--- Record set ---

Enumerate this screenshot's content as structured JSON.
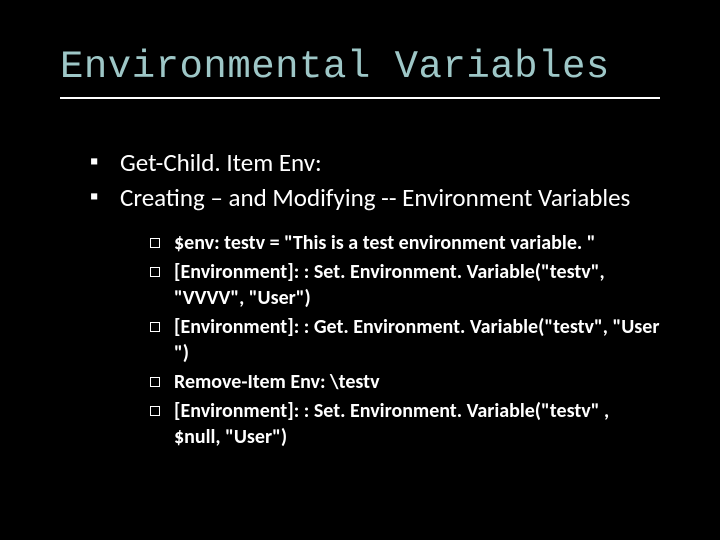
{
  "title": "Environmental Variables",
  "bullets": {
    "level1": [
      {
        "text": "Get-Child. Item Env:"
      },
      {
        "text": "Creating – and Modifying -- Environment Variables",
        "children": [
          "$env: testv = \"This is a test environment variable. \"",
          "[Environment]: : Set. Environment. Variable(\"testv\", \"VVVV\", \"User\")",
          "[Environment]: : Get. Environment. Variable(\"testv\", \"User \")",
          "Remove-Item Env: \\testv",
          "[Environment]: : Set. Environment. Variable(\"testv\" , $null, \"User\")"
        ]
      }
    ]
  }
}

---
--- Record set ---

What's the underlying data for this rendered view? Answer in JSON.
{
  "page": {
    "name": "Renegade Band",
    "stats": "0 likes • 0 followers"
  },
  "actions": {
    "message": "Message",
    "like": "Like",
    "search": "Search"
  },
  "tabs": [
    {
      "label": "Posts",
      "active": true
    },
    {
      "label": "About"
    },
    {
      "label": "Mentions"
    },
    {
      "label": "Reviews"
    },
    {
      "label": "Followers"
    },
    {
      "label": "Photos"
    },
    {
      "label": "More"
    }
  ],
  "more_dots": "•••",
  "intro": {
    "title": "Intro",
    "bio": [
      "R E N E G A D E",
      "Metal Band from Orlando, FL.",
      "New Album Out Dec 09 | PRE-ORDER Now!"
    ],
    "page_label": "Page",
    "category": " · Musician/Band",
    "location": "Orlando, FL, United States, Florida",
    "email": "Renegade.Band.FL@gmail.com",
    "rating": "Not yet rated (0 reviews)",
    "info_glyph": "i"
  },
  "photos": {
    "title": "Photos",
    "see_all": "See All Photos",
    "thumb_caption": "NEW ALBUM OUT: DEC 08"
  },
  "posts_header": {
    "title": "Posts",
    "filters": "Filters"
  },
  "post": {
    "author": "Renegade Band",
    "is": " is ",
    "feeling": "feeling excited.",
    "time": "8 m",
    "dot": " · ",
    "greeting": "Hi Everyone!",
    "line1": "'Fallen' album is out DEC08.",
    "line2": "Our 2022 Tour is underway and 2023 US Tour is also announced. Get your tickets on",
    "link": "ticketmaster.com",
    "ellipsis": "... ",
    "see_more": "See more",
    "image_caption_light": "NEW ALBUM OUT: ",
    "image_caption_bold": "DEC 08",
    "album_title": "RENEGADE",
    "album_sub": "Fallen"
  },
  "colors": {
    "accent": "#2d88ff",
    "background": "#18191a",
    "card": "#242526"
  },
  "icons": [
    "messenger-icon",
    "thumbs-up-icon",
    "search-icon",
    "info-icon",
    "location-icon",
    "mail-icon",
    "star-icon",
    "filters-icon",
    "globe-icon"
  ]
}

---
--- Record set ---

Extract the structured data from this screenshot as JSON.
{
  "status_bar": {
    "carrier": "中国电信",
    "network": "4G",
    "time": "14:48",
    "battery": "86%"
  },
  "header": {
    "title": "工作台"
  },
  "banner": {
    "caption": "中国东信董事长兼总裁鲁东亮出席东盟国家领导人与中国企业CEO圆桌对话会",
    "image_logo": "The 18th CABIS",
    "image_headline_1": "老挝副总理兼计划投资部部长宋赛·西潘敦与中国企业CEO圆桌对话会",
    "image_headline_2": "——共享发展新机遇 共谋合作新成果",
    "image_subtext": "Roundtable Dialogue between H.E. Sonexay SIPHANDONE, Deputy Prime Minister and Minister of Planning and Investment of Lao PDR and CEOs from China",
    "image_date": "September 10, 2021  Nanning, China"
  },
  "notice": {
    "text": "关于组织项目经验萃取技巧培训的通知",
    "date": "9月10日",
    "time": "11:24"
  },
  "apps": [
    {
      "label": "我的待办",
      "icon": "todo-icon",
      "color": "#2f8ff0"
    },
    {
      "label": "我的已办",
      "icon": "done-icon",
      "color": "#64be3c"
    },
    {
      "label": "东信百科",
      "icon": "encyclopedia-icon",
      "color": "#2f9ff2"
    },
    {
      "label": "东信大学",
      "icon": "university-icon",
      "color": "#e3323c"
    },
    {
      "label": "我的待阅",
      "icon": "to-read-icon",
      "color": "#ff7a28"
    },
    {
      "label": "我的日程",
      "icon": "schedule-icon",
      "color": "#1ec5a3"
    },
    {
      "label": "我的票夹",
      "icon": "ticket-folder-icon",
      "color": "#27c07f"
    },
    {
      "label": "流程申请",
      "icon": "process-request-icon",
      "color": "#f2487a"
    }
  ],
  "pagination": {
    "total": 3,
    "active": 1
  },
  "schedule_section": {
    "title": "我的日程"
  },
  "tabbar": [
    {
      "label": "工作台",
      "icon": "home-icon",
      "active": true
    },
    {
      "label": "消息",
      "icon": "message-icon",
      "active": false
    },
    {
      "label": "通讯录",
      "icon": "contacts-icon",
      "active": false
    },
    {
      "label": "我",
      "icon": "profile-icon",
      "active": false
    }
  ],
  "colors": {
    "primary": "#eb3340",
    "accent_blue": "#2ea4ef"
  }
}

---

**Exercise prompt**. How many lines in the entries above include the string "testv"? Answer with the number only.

**Result of this exercise**. 5